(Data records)
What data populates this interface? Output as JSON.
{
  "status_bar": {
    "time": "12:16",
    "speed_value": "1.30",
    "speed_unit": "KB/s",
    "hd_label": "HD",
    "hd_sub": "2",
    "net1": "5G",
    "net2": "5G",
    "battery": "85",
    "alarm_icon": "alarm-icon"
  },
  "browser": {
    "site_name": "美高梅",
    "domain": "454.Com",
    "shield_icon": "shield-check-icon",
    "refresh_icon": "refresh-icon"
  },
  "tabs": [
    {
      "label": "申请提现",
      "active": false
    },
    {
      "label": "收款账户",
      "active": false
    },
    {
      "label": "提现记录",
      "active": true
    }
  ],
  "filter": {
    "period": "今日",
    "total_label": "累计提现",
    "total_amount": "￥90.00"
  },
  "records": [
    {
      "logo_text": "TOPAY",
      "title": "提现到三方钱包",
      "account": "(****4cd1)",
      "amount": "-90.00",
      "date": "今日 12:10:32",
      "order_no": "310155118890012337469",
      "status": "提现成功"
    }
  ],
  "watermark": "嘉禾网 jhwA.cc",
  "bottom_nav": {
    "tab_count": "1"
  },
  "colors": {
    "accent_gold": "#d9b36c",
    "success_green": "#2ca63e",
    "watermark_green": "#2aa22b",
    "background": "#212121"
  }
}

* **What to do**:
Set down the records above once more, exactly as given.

* **Task response**:
What data populates this interface? Output as JSON.
{
  "status_bar": {
    "time": "12:16",
    "speed_value": "1.30",
    "speed_unit": "KB/s",
    "hd_label": "HD",
    "hd_sub": "2",
    "net1": "5G",
    "net2": "5G",
    "battery": "85",
    "alarm_icon": "alarm-icon"
  },
  "browser": {
    "site_name": "美高梅",
    "domain": "454.Com",
    "shield_icon": "shield-check-icon",
    "refresh_icon": "refresh-icon"
  },
  "tabs": [
    {
      "label": "申请提现",
      "active": false
    },
    {
      "label": "收款账户",
      "active": false
    },
    {
      "label": "提现记录",
      "active": true
    }
  ],
  "filter": {
    "period": "今日",
    "total_label": "累计提现",
    "total_amount": "￥90.00"
  },
  "records": [
    {
      "logo_text": "TOPAY",
      "title": "提现到三方钱包",
      "account": "(****4cd1)",
      "amount": "-90.00",
      "date": "今日 12:10:32",
      "order_no": "310155118890012337469",
      "status": "提现成功"
    }
  ],
  "watermark": "嘉禾网 jhwA.cc",
  "bottom_nav": {
    "tab_count": "1"
  },
  "colors": {
    "accent_gold": "#d9b36c",
    "success_green": "#2ca63e",
    "watermark_green": "#2aa22b",
    "background": "#212121"
  }
}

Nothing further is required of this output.